→ PROBLEM TO WORK ON: The data should be printed in full, character for character.

[Items from an interface collection]
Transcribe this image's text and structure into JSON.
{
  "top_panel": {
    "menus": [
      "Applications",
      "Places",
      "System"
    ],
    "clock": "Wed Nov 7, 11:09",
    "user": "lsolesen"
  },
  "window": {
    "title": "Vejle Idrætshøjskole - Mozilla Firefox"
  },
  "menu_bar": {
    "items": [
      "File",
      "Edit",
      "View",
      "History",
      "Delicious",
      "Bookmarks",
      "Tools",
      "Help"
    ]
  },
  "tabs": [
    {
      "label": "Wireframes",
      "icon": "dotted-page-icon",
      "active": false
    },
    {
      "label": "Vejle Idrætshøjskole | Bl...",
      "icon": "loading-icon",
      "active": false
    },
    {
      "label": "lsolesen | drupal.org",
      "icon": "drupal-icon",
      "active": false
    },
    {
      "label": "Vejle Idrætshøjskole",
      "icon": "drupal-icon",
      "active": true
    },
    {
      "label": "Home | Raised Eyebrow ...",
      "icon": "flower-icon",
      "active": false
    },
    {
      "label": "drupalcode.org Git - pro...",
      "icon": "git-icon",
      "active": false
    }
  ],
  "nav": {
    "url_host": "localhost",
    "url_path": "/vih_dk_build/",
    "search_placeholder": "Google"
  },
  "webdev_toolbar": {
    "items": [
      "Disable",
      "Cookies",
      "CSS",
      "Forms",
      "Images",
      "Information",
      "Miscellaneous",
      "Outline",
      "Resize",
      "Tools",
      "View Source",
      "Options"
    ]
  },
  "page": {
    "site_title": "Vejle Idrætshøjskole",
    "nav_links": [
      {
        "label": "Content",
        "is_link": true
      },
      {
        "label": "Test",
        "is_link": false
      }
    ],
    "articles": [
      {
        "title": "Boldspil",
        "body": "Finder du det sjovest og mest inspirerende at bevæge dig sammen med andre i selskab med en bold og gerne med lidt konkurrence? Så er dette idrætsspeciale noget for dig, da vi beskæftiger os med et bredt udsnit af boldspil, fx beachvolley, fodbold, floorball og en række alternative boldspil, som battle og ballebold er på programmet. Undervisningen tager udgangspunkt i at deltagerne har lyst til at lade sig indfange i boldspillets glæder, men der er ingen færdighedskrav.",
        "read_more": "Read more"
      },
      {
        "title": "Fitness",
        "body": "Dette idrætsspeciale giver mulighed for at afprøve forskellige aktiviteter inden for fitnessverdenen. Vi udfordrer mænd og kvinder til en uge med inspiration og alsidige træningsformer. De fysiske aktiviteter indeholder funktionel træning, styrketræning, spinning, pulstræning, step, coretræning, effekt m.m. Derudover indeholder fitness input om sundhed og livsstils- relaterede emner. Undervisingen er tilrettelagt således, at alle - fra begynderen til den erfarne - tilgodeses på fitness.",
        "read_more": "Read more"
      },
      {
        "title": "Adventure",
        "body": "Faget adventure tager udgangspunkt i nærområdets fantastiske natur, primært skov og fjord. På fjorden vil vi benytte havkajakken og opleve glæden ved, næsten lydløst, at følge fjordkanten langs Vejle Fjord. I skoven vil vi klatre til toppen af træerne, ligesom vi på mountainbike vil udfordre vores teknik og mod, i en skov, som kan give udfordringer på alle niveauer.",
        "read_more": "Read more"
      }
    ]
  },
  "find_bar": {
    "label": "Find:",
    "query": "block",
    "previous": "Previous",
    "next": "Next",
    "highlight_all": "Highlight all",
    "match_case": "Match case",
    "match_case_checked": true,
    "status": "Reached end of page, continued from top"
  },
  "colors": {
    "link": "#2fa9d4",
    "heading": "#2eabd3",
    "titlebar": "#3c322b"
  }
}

→ RESULT:
Transcribe this image's text and structure into JSON.
{
  "top_panel": {
    "menus": [
      "Applications",
      "Places",
      "System"
    ],
    "clock": "Wed Nov 7, 11:09",
    "user": "lsolesen"
  },
  "window": {
    "title": "Vejle Idrætshøjskole - Mozilla Firefox"
  },
  "menu_bar": {
    "items": [
      "File",
      "Edit",
      "View",
      "History",
      "Delicious",
      "Bookmarks",
      "Tools",
      "Help"
    ]
  },
  "tabs": [
    {
      "label": "Wireframes",
      "icon": "dotted-page-icon",
      "active": false
    },
    {
      "label": "Vejle Idrætshøjskole | Bl...",
      "icon": "loading-icon",
      "active": false
    },
    {
      "label": "lsolesen | drupal.org",
      "icon": "drupal-icon",
      "active": false
    },
    {
      "label": "Vejle Idrætshøjskole",
      "icon": "drupal-icon",
      "active": true
    },
    {
      "label": "Home | Raised Eyebrow ...",
      "icon": "flower-icon",
      "active": false
    },
    {
      "label": "drupalcode.org Git - pro...",
      "icon": "git-icon",
      "active": false
    }
  ],
  "nav": {
    "url_host": "localhost",
    "url_path": "/vih_dk_build/",
    "search_placeholder": "Google"
  },
  "webdev_toolbar": {
    "items": [
      "Disable",
      "Cookies",
      "CSS",
      "Forms",
      "Images",
      "Information",
      "Miscellaneous",
      "Outline",
      "Resize",
      "Tools",
      "View Source",
      "Options"
    ]
  },
  "page": {
    "site_title": "Vejle Idrætshøjskole",
    "nav_links": [
      {
        "label": "Content",
        "is_link": true
      },
      {
        "label": "Test",
        "is_link": false
      }
    ],
    "articles": [
      {
        "title": "Boldspil",
        "body": "Finder du det sjovest og mest inspirerende at bevæge dig sammen med andre i selskab med en bold og gerne med lidt konkurrence? Så er dette idrætsspeciale noget for dig, da vi beskæftiger os med et bredt udsnit af boldspil, fx beachvolley, fodbold, floorball og en række alternative boldspil, som battle og ballebold er på programmet. Undervisningen tager udgangspunkt i at deltagerne har lyst til at lade sig indfange i boldspillets glæder, men der er ingen færdighedskrav.",
        "read_more": "Read more"
      },
      {
        "title": "Fitness",
        "body": "Dette idrætsspeciale giver mulighed for at afprøve forskellige aktiviteter inden for fitnessverdenen. Vi udfordrer mænd og kvinder til en uge med inspiration og alsidige træningsformer. De fysiske aktiviteter indeholder funktionel træning, styrketræning, spinning, pulstræning, step, coretræning, effekt m.m. Derudover indeholder fitness input om sundhed og livsstils- relaterede emner. Undervisingen er tilrettelagt således, at alle - fra begynderen til den erfarne - tilgodeses på fitness.",
        "read_more": "Read more"
      },
      {
        "title": "Adventure",
        "body": "Faget adventure tager udgangspunkt i nærområdets fantastiske natur, primært skov og fjord. På fjorden vil vi benytte havkajakken og opleve glæden ved, næsten lydløst, at følge fjordkanten langs Vejle Fjord. I skoven vil vi klatre til toppen af træerne, ligesom vi på mountainbike vil udfordre vores teknik og mod, i en skov, som kan give udfordringer på alle niveauer.",
        "read_more": "Read more"
      }
    ]
  },
  "find_bar": {
    "label": "Find:",
    "query": "block",
    "previous": "Previous",
    "next": "Next",
    "highlight_all": "Highlight all",
    "match_case": "Match case",
    "match_case_checked": true,
    "status": "Reached end of page, continued from top"
  },
  "colors": {
    "link": "#2fa9d4",
    "heading": "#2eabd3",
    "titlebar": "#3c322b"
  }
}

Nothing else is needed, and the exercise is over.